Dataset rows for apps and sites
◆ ◆ ◆ ◆ ◆
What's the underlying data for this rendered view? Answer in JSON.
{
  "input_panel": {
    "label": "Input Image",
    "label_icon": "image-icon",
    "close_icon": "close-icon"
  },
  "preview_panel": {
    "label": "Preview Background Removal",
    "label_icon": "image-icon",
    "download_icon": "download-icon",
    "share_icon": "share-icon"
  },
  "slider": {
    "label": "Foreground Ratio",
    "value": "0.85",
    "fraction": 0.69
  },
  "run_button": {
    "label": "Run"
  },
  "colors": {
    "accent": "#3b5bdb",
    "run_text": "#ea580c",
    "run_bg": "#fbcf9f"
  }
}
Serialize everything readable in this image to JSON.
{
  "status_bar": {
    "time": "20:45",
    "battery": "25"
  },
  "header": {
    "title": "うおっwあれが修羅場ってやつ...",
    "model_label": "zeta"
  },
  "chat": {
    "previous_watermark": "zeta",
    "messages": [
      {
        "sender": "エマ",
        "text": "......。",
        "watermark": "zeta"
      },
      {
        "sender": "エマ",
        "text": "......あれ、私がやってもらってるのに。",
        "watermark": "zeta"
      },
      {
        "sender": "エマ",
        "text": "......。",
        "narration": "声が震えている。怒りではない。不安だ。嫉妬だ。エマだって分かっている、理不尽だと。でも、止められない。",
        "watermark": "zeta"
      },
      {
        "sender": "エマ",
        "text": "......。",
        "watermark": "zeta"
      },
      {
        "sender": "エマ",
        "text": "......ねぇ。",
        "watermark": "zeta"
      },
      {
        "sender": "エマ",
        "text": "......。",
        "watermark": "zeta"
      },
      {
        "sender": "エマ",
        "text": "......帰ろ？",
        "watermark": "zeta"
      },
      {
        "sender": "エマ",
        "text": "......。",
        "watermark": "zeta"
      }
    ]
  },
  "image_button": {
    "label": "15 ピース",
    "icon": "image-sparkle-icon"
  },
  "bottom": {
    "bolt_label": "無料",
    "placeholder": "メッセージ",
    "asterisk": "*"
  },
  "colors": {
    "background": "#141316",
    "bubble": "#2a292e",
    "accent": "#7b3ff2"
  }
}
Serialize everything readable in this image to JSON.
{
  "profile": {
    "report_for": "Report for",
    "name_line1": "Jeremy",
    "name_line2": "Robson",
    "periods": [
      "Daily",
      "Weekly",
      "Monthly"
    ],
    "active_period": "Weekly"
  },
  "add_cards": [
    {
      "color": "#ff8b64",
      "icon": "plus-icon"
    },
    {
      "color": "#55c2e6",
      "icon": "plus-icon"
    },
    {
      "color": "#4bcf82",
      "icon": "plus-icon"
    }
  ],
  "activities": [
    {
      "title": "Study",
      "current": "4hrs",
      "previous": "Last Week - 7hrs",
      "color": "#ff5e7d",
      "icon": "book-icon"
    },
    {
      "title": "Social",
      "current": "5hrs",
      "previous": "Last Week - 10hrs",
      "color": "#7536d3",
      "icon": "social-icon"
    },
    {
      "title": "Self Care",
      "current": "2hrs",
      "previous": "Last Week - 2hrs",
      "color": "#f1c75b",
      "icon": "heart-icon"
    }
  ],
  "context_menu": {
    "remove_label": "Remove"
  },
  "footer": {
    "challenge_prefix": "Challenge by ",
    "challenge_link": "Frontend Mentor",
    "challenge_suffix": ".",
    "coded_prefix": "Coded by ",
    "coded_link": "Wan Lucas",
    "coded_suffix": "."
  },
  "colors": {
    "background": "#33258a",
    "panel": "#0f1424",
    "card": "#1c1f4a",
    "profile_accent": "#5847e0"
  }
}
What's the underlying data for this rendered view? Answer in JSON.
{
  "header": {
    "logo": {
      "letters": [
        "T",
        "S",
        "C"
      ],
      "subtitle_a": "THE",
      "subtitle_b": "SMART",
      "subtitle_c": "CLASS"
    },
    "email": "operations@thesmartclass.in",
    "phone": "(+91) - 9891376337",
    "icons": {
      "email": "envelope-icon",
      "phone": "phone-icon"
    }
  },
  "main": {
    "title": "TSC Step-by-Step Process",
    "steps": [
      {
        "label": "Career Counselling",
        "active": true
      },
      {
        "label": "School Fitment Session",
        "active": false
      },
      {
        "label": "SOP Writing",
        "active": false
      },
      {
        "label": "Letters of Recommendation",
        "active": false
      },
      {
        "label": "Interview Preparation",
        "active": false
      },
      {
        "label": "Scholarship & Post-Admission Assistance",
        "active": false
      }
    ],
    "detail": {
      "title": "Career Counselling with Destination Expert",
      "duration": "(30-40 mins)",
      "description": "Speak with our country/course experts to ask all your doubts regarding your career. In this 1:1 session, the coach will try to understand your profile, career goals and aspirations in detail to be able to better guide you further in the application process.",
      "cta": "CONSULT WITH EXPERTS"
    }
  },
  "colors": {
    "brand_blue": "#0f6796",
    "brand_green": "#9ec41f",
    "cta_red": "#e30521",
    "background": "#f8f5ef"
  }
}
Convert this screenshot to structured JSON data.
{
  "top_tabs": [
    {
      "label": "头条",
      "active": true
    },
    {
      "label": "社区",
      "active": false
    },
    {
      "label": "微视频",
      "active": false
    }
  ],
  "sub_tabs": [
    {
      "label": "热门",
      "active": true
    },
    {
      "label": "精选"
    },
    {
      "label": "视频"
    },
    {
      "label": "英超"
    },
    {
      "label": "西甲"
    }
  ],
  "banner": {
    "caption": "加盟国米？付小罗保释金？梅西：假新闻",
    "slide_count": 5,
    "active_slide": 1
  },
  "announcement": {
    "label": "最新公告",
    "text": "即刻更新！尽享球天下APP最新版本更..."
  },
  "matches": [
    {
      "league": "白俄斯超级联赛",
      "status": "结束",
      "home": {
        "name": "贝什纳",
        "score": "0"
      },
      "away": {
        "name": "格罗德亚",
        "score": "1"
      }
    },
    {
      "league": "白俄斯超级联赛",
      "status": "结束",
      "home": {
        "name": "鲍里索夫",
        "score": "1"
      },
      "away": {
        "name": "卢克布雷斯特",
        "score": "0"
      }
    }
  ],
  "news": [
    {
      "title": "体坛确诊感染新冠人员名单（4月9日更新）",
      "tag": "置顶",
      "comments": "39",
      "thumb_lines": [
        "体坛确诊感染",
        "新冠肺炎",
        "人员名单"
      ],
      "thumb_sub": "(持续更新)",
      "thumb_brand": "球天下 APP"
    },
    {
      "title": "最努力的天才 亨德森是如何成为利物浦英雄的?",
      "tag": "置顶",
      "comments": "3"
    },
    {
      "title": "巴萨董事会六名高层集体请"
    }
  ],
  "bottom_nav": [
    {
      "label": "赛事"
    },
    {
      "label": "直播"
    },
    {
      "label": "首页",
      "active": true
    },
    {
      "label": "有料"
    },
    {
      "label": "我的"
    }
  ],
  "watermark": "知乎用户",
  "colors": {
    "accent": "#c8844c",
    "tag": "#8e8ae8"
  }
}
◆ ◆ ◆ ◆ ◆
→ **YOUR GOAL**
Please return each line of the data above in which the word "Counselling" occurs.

→ **TASK SOLUTION**
        "label": "Career Counselling",
      "title": "Career Counselling with Destination Expert",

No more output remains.